On Nov. 29, 2005, my life changed forever. I was a 24-year-old U.S. Army armor captain deployed to Taji, Iraq, when my vehicle was struck by an improvised explosive device. On that day, I lost two of my soldiers, Sgts. Jerry Mills and Donald Hasse, and I lost my right arm and left leg.
Fatal training accidents are on the rise. Now the families of the fallen are pushing lawmakers to do something about it
CAMP PENDLETON — Susan and Michael McDowell attended a memorial in June for their son, 1st Lt. Conor McDowell. Kathleen Isabel Bourque, the love of Conor's life, joined them. None of them had anticipated what they would be going through.
Conor, the McDowells' only child, was killed during a vehicle rollover accident in the Las Pulgas area of Camp Pendleton during routine Marine training on May 9. He was 24.
Just weeks before that emotional ceremony, Alexandrina Braica, her husband and five children attended a similar memorial at the same military base, this to honor Staff Sgt. Joshua Braica, a member of the 1st Marine Raider Battalion who also was killed in a rollover accident, April 13, at age 29.
Braica, of Sacramento, was married and had a 4 1/2-month-old son.
"To see the love they had for Josh and to see the respect and appreciation was very emotional," Alexandrina Braica said of the battalion. "They spoke very highly of him and what a great leader he was. One of his commanders said, 'He was already the man he was because of the way he was raised.' As parents, we were given some credit."
While the tributes helped the McDowells and Braicas process their grief, the families remain unclear about what caused the training fatalities. They expected their sons eventually would deploy and put their lives at risk, but they didn't expect either would die while training on base.
"We're all still in denial, 'Did this really happen? Is he really gone?' Braica said. "When I got the phone call, Josh was not on my mind. That's why we were at peace.

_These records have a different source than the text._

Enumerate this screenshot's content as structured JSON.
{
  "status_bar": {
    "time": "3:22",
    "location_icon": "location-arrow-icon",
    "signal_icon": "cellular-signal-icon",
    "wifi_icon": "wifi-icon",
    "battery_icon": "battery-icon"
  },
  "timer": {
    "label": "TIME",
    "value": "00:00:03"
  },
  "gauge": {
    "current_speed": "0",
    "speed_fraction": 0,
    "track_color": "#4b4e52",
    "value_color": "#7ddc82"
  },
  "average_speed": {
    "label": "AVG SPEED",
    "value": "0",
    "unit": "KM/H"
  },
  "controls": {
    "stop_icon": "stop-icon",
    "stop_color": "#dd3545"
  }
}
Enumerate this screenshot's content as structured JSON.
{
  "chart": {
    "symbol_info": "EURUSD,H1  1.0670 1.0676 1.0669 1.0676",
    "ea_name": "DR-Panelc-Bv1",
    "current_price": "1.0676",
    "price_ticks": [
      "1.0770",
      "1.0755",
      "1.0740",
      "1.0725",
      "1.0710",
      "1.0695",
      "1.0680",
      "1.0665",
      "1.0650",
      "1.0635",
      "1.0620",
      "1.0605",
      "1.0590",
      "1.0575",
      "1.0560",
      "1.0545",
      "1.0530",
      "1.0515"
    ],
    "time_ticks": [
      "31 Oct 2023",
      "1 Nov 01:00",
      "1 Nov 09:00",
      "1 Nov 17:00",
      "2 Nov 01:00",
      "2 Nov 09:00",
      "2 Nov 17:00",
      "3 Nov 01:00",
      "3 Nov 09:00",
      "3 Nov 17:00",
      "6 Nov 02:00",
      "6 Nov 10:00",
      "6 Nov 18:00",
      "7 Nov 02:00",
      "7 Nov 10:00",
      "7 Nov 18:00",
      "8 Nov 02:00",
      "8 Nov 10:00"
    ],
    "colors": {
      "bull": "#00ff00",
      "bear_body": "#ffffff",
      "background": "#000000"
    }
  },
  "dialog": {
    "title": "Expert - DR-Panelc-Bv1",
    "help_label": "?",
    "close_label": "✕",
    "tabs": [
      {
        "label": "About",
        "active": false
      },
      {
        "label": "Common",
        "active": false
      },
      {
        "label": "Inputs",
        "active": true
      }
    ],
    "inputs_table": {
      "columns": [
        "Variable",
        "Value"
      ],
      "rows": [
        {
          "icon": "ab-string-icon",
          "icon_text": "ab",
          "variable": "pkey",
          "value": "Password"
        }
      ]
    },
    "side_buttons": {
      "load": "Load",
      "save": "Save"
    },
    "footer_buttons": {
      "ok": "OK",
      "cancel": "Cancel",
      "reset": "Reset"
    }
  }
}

He was always in training and I never felt that it would happen at Camp Pendleton."
North Korea threatens to resume nuclear weapons and ICBM tests if US-South Korea military exercises proceed
SEOUL (Reuters) - The United States looks set to break a promise not to hold military exercises with South Korea, putting talks aimed at getting North Korea to abandon its nuclear weapons at risk, the North Korean Foreign Ministry said on Tuesday.
The United States' pattern of "unilaterally reneging on its commitments" is leading Pyongyang to reconsider its own commitments to discontinue tests of nuclear weapons and intercontinental ballistic missiles (ICBMs), the ministry said in a pair of statements released through state news agency KCNA.
Customs and Border Patrol denied a Marine vet entry into the US for his a scheduled citizenship interview
A deported Marine Corps veteran who has been unable to come back to the U.S. for more than a decade was denied entry to the country Monday morning when he asked to be let in for a scheduled citizenship interview.
Roman Sabal, 58, originally from Belize, came to the San Ysidro Port of Entry around 7:30 on Monday morning with an attorney to ask for "parole" to attend his naturalization interview scheduled for a little before noon in downtown San Diego. Border officials have the authority to temporarily allow people into the country on parole for "humanitarian or significant public benefit" reasons.
Navy Secretary Richard Spencer took the reins at the Pentagon on Monday, becoming the third acting defense secretary since January.
Spencer is expected to temporarily lead the Pentagon while the Senate considers Army Secretary Mark Esper's nomination to succeed James Mattis as defense secretary. The Senate officially received Esper's nomination on Monday.